Are you a people pleaser? Do you find it hard to say “no”? Seeking approval from others by always saying “yes” is not uncommon. We all want to be surrounded by happy people. But if you are always accommodating other people while putting yourself aside, you may be suffering from the disease to please. With a little effort, though, this need can be released and replaced with healthier behavior.
Perhaps it’s second nature for you to please other people, and you may not even realize it. This character trait or way of being in the world may be deeply rooted. Awareness is the first step towards finding a cure for the disease to please.
Once you’ve admitted it, and of course forgiven yourself, get clear on boundaries. Decide what you can and cannot do given your time and energy level within a day. This requires an honest conversation with yourself.
Learn to become comfortable saying “no” when you are asked to do something beyond your means. First, try responding with a kind but firm “no.” If this is difficult for you, try saying “no” and then tell the other person your reasons. Over time, when you have had enough practice saying “no” when you mean it, you’ll reach the point where you won’t feel the need to give your reasons anymore.

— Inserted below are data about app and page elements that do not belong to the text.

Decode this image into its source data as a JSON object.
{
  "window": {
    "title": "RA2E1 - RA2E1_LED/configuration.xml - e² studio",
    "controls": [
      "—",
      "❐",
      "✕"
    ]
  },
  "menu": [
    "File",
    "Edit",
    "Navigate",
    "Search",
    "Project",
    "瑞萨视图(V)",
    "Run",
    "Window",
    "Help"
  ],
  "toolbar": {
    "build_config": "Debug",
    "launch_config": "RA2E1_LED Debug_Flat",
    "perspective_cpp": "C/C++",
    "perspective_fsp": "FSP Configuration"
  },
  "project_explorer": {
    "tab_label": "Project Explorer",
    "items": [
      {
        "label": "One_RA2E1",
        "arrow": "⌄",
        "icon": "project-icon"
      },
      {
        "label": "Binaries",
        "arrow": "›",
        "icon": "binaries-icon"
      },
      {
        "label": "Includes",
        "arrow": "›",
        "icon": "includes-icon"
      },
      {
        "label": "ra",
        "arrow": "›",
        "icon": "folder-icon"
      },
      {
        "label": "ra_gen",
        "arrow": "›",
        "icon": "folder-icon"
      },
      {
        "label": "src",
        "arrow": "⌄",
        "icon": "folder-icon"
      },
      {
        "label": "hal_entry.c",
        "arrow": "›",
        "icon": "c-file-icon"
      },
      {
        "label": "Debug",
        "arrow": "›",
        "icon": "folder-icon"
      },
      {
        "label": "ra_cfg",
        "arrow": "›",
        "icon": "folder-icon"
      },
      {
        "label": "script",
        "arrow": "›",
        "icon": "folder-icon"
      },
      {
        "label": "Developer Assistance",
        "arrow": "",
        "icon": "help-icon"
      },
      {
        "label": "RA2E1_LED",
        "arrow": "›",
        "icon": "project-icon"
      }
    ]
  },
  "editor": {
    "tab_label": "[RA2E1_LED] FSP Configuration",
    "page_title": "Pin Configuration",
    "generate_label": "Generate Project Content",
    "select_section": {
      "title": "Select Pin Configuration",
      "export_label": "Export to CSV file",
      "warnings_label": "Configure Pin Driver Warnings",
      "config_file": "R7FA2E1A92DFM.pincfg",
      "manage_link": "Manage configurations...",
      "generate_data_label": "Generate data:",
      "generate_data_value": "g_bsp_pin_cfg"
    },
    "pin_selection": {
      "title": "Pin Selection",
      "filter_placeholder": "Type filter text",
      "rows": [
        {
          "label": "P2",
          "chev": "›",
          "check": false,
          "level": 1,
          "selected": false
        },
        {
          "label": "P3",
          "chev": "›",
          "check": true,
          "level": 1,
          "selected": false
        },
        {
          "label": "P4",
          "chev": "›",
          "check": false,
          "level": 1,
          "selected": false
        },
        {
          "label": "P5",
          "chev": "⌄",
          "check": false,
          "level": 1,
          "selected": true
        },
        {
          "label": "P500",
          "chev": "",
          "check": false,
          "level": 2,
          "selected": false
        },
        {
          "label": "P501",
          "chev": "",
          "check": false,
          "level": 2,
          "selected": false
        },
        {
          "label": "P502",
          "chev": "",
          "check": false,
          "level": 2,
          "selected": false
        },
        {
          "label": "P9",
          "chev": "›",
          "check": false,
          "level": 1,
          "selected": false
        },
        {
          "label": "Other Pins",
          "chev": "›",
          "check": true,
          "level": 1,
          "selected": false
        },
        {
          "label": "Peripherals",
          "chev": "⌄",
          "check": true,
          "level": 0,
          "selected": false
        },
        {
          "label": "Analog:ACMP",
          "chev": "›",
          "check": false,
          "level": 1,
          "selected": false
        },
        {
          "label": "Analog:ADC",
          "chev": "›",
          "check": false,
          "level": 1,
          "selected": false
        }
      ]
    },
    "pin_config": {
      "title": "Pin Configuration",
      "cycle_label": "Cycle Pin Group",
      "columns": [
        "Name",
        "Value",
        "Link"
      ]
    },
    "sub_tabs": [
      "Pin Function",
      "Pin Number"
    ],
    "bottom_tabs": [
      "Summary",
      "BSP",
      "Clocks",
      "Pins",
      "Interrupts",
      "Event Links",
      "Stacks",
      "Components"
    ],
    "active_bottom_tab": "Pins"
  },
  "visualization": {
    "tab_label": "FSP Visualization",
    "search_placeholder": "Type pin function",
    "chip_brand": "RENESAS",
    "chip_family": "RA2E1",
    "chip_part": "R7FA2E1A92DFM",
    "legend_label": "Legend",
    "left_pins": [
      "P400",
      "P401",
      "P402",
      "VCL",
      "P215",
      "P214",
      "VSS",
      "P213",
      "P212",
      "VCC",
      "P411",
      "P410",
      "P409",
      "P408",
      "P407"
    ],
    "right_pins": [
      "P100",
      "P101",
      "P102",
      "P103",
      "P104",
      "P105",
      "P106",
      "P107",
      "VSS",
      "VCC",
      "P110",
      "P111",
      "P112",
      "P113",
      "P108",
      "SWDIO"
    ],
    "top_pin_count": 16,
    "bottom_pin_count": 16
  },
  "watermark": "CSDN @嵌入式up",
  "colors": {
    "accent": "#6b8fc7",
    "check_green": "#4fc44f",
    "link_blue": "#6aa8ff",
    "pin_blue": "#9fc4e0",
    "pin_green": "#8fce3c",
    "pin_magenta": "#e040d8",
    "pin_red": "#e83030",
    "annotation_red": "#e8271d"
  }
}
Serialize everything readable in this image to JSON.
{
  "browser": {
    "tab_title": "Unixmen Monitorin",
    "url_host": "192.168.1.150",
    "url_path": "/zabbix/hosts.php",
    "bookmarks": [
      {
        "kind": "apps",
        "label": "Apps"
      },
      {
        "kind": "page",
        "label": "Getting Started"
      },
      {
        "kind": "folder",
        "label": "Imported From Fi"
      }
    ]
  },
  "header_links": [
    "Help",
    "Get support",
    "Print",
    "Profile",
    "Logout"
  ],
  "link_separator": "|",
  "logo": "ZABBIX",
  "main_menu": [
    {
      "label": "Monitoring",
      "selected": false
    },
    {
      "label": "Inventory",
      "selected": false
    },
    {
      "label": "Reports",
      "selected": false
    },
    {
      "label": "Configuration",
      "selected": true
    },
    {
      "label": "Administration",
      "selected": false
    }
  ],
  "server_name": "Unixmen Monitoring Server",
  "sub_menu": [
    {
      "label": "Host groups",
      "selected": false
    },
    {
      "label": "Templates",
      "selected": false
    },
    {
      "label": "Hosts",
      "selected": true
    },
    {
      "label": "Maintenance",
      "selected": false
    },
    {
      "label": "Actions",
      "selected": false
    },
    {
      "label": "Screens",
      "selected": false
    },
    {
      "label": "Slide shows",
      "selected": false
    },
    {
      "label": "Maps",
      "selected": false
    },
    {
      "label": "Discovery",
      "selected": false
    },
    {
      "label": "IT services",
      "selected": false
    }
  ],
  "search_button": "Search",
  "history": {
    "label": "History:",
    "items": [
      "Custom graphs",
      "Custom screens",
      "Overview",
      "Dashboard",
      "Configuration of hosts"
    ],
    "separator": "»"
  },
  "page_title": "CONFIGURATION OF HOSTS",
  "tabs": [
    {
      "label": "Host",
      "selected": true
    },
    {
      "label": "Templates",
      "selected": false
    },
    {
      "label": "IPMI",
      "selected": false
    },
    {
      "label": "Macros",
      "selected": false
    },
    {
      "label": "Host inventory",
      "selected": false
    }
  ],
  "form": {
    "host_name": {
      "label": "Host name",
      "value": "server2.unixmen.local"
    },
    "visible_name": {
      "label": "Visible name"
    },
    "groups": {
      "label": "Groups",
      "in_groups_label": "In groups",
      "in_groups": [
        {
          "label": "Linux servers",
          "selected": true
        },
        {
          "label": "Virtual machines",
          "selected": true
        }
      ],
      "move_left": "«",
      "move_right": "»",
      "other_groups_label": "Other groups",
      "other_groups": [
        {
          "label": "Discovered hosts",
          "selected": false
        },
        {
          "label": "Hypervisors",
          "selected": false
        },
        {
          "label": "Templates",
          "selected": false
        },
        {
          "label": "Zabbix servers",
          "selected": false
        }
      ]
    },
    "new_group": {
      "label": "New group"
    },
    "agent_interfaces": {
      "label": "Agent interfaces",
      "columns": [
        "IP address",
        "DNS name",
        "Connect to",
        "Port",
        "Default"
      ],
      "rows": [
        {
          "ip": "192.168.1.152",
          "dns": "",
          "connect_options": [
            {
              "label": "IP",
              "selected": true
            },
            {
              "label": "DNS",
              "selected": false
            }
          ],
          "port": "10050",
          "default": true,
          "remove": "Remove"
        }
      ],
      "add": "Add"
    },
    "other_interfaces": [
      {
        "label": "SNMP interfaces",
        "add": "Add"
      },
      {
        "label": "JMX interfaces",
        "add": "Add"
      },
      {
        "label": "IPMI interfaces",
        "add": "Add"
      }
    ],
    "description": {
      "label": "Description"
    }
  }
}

The ability to comfortably say “no” to people comes from the realization that it’s impossible to please everybody all the time. And trying to accomplish this impossible task can leave you feeling depleted, stressed, and even sick.
Being honest with people is empowering. Not only does your self-respect start to climb, but other people’s respect for you also takes a big leap.
When you start saying “no” to people, you can start saying “yes” to yourself. While you can’t control others, you can control how you decide to spend your time. Once you recognize the importance of honoring your own truth, it becomes easier to align with what is truly in your best interest.